It is no secret that the residential population continues to grow in Broken Arrow, and the city is addressing a number of issues to accommodate such growth. One important issue is transportation.
“Not only is our residential population continuing to grow, but there is growth in the commercial sector and business retail areas,” says Kenny Schwab, assistant manager of operations for the City of Broken Arrow. “That makes us very busy around here. It’s hard to keep it all straight.”
Schwab says in order to address all the growth, citizens of Broken Arrow have routinely passed a General Obligation Bond program that takes a small portion of property taxes to pay for city improvements, with a large portion of that money going to street upkeep. The General Obligation Bond involves no property tax increases.

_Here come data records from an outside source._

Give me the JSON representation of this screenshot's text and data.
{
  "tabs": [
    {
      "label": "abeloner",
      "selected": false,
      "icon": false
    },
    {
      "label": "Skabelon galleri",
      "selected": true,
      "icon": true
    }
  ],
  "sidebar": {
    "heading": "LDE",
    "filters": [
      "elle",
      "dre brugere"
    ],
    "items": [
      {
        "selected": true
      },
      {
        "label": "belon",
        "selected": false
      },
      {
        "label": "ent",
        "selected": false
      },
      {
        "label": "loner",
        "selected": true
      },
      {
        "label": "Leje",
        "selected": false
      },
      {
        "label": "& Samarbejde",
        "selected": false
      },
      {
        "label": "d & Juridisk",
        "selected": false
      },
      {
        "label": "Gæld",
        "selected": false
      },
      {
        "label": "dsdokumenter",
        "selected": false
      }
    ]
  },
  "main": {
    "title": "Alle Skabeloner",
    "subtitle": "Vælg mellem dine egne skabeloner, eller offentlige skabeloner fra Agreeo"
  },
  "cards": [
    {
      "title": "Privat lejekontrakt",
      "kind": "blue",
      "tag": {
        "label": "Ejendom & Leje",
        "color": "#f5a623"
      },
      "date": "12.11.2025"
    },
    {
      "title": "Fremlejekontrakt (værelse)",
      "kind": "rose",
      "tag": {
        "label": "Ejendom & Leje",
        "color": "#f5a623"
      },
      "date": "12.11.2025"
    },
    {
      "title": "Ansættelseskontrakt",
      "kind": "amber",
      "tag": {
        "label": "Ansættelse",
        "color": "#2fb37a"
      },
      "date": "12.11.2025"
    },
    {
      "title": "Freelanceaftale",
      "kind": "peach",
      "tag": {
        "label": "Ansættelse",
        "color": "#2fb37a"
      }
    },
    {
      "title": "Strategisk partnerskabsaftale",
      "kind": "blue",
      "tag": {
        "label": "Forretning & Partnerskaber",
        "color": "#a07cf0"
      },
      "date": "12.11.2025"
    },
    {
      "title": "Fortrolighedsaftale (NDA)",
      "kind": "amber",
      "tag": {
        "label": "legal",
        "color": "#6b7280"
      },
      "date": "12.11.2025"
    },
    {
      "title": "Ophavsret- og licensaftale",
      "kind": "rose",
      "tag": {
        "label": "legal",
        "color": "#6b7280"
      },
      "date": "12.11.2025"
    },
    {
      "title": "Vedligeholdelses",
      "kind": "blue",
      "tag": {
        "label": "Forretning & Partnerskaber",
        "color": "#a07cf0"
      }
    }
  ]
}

“In 2017, we completed a 10-year 2008 bond that addressed milling the streets and overlaying asphalt in many residential subdivisions,” he says. “Citizens vote on the bond every three to four years, and we still have some work left to do on arterial streets and storm sewers from our 2011 and 2014 bonds. A new bond vote is tentatively scheduled for August 2018 to address further construction issues.”
Schwab says one of the largest projects in Broken Arrow’s current transportation upgrade plan is a $3.8 million initiative to build a three-lane road along 37th Street from Omaha (51st Street) to Albany (61st Street). The new road will run near Creek Turnpike where Walmart is on the south end, and up to near Liberty Elementary School on the north end.
“That new roadway will provide a lot of connectivity, and we expect to see quite a bit of residential development along that stretch,” he says. “Developers are already platting subdivisions in that area.”
Good Connectivity to Turnpike, Expressway
Another big construction project is underway for 9th Street from Houston (81st Street) to Kenosha (71st Street). In 2017, the city acquired the last right-of-way property needed on 9th Street, so construction has begun and will last there throughout 2018.
“The vast majority of 9th is just two lanes but will be built-out to five lanes,” Schwab says. “That area continues to grow. That south end of town is getting busier because it is industrial. In fact, FedEx opened a facility there in October 2017 to serve that area.”
Schwab says other key road improvement efforts in the city include Washington (91st Street) from Garnett Road to Olive. The city acquired the right-of-way for a $5 million construction project that will see four lanes become five, easing east-west congestion. In addition, a number of road paving projects were completed in 2017 on some of Broken Arrow’s major thoroughfares, including Aspen from Kenosha to Washington, and along Kenosha from Garnett to Aspen.
Also in 2017, the city milled and paved some of its key two-lane arterials. That includes Jasper (131st Street) from Aspen to Elm, New Orleans (101st Street) from Garnett to Olive, and along Midway from Kenosha to Houston. Under construction in early 2018 was work on Florence (111th Street).
“When we identify road projects, we figure traffic counts and how the upgrades will fit well with connectivity to our main arteries like Creek Turnpike and Broken Arrow Expressway,” Schwab says. “We want to keep up with congestion situations, especially since a lot more traffic is coming into town in the morning and then leaving town in the late afternoon.”
Schwab adds that the city’s north-south traffic flows are now in pretty good shape, including a couple of streets that are five lanes from Broken Arrow Expressway all the way to Creek Turnpike.
“Now we are focusing much of our attention on our east-west corridors, with improvements to critical streets like Washington and Kenosha,” he says. “The next General Obligation Bond issue in 2018 will focus more on the east-west.”